1. Cf. Strabo (xvii. 1); Plutarch (Alex., 26); Diodorus (xvii. 52); Curtius (iv. 33); Ammianus (xxii. 16). 2. We find from Valerius Maximus (i. 4) and Ammianus, I.c., that his name was Dinocrates.

3.Krüger substitutes ὲπενόει for ὲποίει, comparing iv. 1, 3, and 4, 1 infra.

4. See Arrian, ii. 2 supra.

5. Methymna was, next to Mitylene, the most important city in Lesbos.

6. Chares was an Athenian who had been one of the generals at the fatal battle of Chaeronea. Curtius (iv. 24) says that he consented to evacuate Mitylene with his force of 2,000 men on condition of a free departure.

7. On an island in the Nile, of the same name, opposite Syene. It served as the southern frontier garrison station.

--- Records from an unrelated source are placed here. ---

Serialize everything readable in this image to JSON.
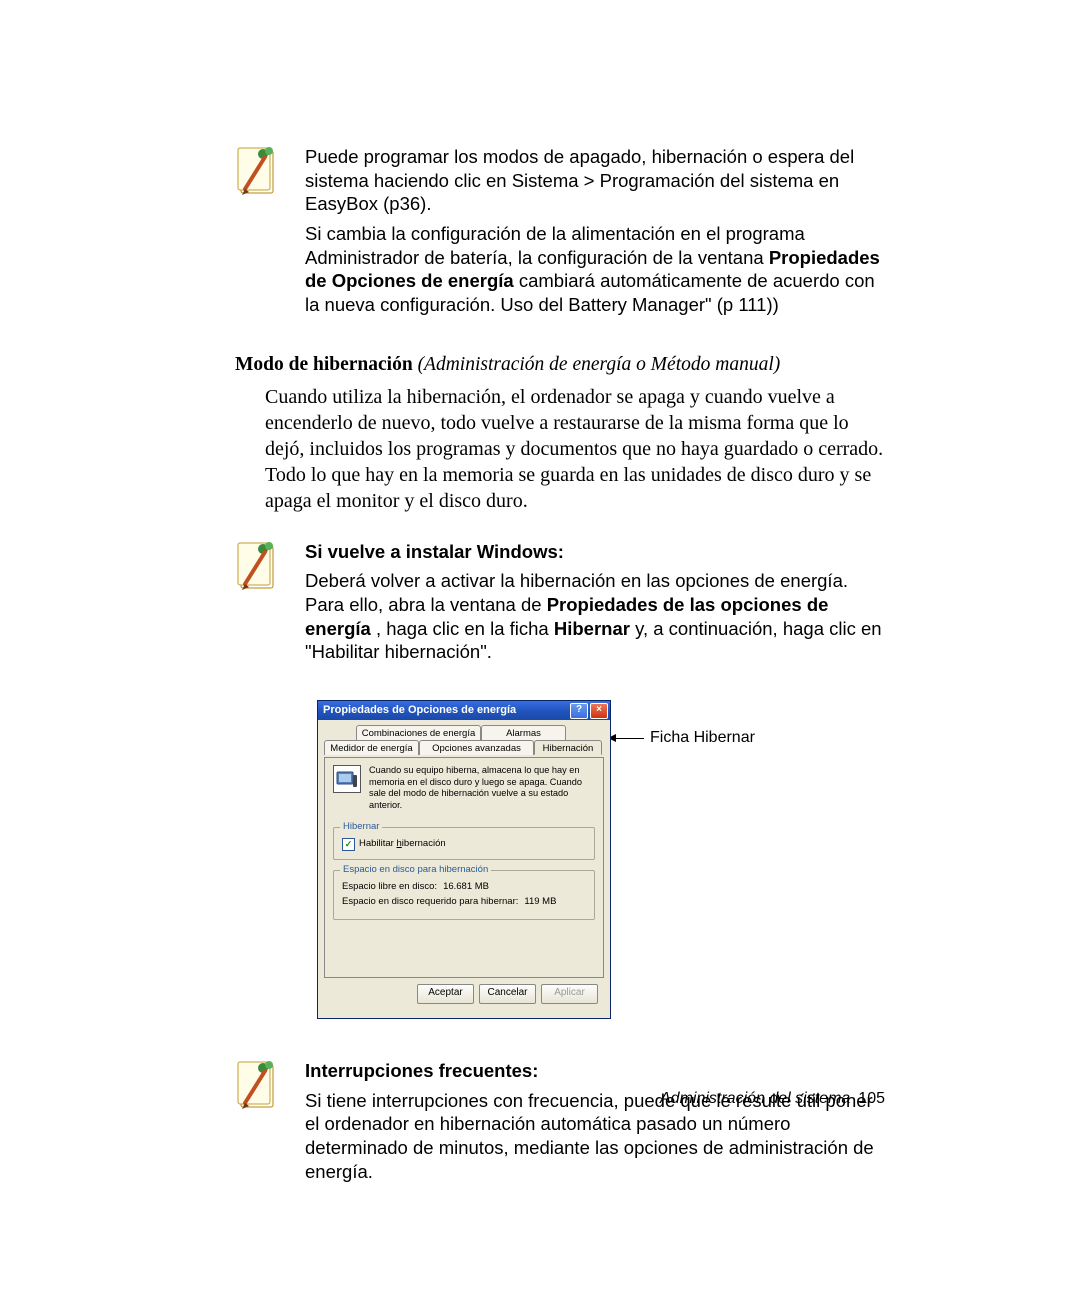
{
  "note1_p1": "Puede programar los modos de apagado, hibernación o espera del sistema haciendo clic en Sistema > Programación del sistema en EasyBox (p36).",
  "note1_p2_a": "Si cambia la configuración de la alimentación en el programa Administrador de batería, la configuración de la ventana ",
  "note1_p2_bold": "Propiedades de Opciones de energía",
  "note1_p2_b": " cambiará automáticamente de acuerdo con la nueva configuración. Uso del Battery Manager\" (p 111))",
  "heading_bold": "Modo de hibernación",
  "heading_italic": " (Administración de energía o Método manual)",
  "body1": "Cuando utiliza la hibernación, el ordenador se apaga y cuando vuelve a encenderlo de nuevo, todo vuelve a restaurarse de la misma forma que lo dejó, incluidos los programas y documentos que no haya guardado o cerrado. Todo lo que hay en la memoria se guarda en las unidades de disco duro y se apaga el monitor y el disco duro.",
  "note2_title": "Si vuelve a instalar Windows:",
  "note2_body_a": "Deberá volver a activar la hibernación en las opciones de energía. Para ello, abra la ventana de ",
  "note2_body_bold1": "Propiedades de las opciones de energía",
  "note2_body_b": " , haga clic en la ficha ",
  "note2_body_bold2": "Hibernar",
  "note2_body_c": " y, a continuación, haga clic en \"Habilitar hibernación\".",
  "dialog": {
    "title": "Propiedades de Opciones de energía",
    "tabs": {
      "row1a": "Combinaciones de energía",
      "row1b": "Alarmas",
      "row2a": "Medidor de energía",
      "row2b": "Opciones avanzadas",
      "active": "Hibernación"
    },
    "desc": "Cuando su equipo hiberna, almacena lo que hay en memoria en el disco duro y luego se apaga. Cuando sale del modo de hibernación vuelve a su estado anterior.",
    "group1": "Hibernar",
    "checkbox_prefix": "Habilitar ",
    "checkbox_under": "h",
    "checkbox_suffix": "ibernación",
    "group2": "Espacio en disco para hibernación",
    "free_label": "Espacio libre en disco:",
    "free_value": "16.681 MB",
    "req_label": "Espacio en disco requerido para hibernar:",
    "req_value": "119 MB",
    "btn_ok": "Aceptar",
    "btn_cancel": "Cancelar",
    "btn_apply": "Aplicar"
  },
  "callout": "Ficha Hibernar",
  "note3_title": "Interrupciones frecuentes:",
  "note3_body": "Si tiene interrupciones con frecuencia, puede que le resulte útil poner el ordenador en hibernación automática pasado un número determinado de minutos, mediante las opciones de administración de energía.",
  "footer_text": "Administración del sistema",
  "footer_page": "105"
}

  1. The Anabasis of Alexander/1a, Ch.11
  2. Henry George Liddell, Robert Scott, A Greek-English Lexicon, s.v. "αἰγιαλός"
  3. Zbornik Matice srpske za društvene nauke: (1961), Volumes 28-31, p.74 (in Serbian)
  4. "Aegean Sea | Mediterranean Sea". Encyclopedia Britannica.
  5. V. S. Agrawala: India as Known to Panini, 1953, p. 231,
  6. V. S. Agrawala: India as Known to Panini, 1953, p.503
  7. Tjeerd H. van Andel; Judith C. Shackleton (Winter 1982). Late Paleolithic and Mesolithic Coastlines of Greece and the Aegean. 9,. Journal of Field Archaeology. pp. 445–454.
  8. Tracey Cullen, Aegean Prehistory: A Review (American Journal of Archaeology. Supplement, 1); Oliver Dickinson, The Aegean Bronze Age (Cambridge World Archaeology).
  9. John F. Cherry; Despina Margomenou; Lauren E. Talalay. The familiar phrase giving rise to the title Prehistorians Round the Pond: Reflections on Aegean Prehistory as a Discipline.
  10. Jat History Thakur Deshraj/Chapter VI, p.193-194
  11. Arrian:The Anabasis of Alexander/3a, Ch.2